Memories of Azad

 

 
IF

My Memories of Jagan Nath Azad Uncle


We spent our early childhood and the entire decade of 1970s in Kashmir Valley, where Papa (Prof Z. M. Quraishi) was the Head of the Department and Professor of Political Science at University of Kashmir, Srinagar. Papa being a restless person and an intellectual, he had a great group of friends, who frequently visited our house at the scenic Kashmir University Campus.

Jagan Nath Azad, who we referred to as Azad Uncle, was one of those friends with whom I remember Papa and other friends had adabi mehfils (literary gatherings). Although we were very small, still in primary school I guess, I have faint memories of most of the incidents when friends like Azad Uncle and Balraj Puri uncle visited our house, sometimes together, and the political discussions would ultimately culminate into informal mushairas (poetry symposiums).

One incident I remember was when he visited us while we were celebrating our birthday wiith friends. Since coincidentally my twin brothers were born on my second birthday, our birthdays was a family function. I remember Azad Uncle, as he walked into the house, was told about our birthday, and he laughed loud and said something in Urdu, which simply went beyond our understanding. All I remember is the room roaring in a loud laughter.

On another occasion, Papa with his friends, including Azad Uncle, Balraj Puri Uncle and a few other friends were sitting and Azad Uncle was reciting his poetry. I was 7 or 8 years old. I barged in complaining to Papa about how my brothers were teasing me. Papa did not like the interruption and scolded me in front of the group. I began to howl feeling embarrassed. Azad uncle called me near and explained to me politely, “Beti aise guftugu ke darmiyan bolna,  dakhl dar maqoolat kehlata hai”.

Once again I did not get what he was saying, but abruptly asked Papa, “How does uncle know such difficult Urdu?”
Papa was a bit amused and he said, “In Uncle ne Pakistan ka taraana bhi likha hai.”
I just ran out again, to play with my siblings.

The word “dakhl dar maqoolat” hung in my mind and, I guess, after several decades later, it was this word, that kept this encounter fresh in my mind.

We returned to Delhi in late seventies, when I was in the 8th grade. I did not see Azad Uncle after that, but his name was often mentioned in our household.
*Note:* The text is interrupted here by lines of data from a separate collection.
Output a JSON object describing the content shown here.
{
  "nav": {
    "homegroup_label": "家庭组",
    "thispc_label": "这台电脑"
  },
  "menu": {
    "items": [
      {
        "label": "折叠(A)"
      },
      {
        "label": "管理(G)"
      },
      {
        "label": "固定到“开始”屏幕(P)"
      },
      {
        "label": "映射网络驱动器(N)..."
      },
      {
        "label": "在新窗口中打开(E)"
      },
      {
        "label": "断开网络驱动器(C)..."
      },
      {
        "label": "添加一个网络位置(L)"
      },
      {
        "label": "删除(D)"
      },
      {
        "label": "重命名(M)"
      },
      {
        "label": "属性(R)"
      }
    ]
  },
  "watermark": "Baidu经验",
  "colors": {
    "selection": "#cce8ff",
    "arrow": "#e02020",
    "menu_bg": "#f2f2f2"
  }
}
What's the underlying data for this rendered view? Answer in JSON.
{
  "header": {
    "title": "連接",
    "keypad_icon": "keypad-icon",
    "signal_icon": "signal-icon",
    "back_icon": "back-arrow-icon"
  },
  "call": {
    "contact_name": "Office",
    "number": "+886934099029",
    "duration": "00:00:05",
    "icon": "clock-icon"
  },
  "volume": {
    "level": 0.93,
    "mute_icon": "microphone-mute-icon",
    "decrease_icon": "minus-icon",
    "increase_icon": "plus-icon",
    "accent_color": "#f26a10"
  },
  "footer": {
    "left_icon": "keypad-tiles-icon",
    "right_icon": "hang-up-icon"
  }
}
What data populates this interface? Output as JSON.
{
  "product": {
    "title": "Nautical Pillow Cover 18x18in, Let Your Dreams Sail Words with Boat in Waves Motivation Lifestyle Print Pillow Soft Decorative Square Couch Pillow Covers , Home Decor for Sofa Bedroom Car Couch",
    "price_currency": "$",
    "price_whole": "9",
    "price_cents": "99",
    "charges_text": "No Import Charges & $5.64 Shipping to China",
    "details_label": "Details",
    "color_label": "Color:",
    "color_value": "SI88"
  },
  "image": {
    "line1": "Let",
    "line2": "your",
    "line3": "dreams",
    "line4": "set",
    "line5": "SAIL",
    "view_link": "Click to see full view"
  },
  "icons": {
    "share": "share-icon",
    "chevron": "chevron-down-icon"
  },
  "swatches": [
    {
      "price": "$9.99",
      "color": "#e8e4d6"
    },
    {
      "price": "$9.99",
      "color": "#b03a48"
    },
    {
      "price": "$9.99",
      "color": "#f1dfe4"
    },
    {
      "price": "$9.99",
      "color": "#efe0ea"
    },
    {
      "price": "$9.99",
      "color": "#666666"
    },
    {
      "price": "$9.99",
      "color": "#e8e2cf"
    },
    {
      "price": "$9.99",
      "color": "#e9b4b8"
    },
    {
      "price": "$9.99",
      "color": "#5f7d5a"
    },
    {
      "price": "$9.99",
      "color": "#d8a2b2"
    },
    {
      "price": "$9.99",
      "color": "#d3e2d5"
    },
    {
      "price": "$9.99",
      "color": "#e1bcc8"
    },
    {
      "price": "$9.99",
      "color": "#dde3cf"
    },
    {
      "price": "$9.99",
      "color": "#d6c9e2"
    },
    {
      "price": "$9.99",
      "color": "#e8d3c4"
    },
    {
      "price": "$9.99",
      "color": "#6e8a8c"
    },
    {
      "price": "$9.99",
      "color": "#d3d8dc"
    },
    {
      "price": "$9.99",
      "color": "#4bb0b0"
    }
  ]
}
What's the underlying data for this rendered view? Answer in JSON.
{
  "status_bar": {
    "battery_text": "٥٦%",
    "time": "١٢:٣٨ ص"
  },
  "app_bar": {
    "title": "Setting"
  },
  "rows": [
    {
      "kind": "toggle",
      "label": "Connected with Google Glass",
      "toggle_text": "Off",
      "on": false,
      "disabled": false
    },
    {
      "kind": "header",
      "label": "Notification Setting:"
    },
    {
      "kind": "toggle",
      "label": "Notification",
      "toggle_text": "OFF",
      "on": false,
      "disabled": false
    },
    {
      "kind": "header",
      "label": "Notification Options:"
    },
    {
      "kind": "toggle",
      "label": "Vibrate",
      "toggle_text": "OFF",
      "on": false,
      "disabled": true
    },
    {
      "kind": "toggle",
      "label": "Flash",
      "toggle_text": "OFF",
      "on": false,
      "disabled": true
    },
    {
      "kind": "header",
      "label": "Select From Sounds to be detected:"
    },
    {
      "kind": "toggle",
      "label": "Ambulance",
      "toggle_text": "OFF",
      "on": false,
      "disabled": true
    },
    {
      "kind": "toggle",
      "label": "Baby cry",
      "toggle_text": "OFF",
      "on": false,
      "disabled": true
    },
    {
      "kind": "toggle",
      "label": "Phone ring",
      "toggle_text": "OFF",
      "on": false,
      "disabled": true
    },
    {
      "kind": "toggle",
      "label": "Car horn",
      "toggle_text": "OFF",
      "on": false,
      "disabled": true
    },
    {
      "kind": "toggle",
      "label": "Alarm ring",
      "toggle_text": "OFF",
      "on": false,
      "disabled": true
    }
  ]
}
Whenever he appeared on TV in some mushaira, Papa would recall the days they had in Kashmir, and always loved his new ghazals (poetry) that he read in mushairas.

Later, when I developed a fancy for Urdu myself, and self-taught myself Urdu reading and writing, I did read Azad Uncle's poetry and his Taraana for Pakistan.

After having got married to a Pakistani, I think there has never been an occasion when I have not quoted Azad Uncle’s poetry - and the pain - he wrote when visiting Lahore:

Teri bazm-e-tarab mein soz-e-pinhan leke aaya hun
Chaman mein yad-e-ayyam-e-baharan leke aaya hun

Teri mehafil se jo araman-o-hasarat leke nikala tha
Wo hasrat leke aaya hun wo araman leke aaya hun

Tumhare vaste ae dosto main aur kya lata
Watan ke subah tak sham-e-ghariban leke aaya hun

Main apne ghar mein aaya hun magar andaz to dekho
Ke apne aap ko manind-e-mahaman leke aaya hun.

And the ever relevant couplet of Azad Uncle which speaks of his love for both lands and relates so much to a person like me who takes pride in being an Indian Pakistani:

Siyasat ne jo khenchi hain hadein qaayam rahein beshakk,
Dilon ke hadd-e-faasil ko mitaa dene ka waqt aaya.

Despite having met Azad Uncle very early in my childhood decades ago, it is his poetry, and his mention by Papa, that kept his memories alive in our household and hearts. After Papa having gone too, memories of him and his friends - these precious memories - have taken a beautiful meaning after reconnecting with his children Mukta Didi and Adarsh Bhaiya. There are not enough words to describe the wonderful feeling that it has brought back.

Dr. Ilmana Fasih
Mississauga
ON
Canada.

Created on 2 February 2016
Layout, design & revision © 2006 Pammi Taylor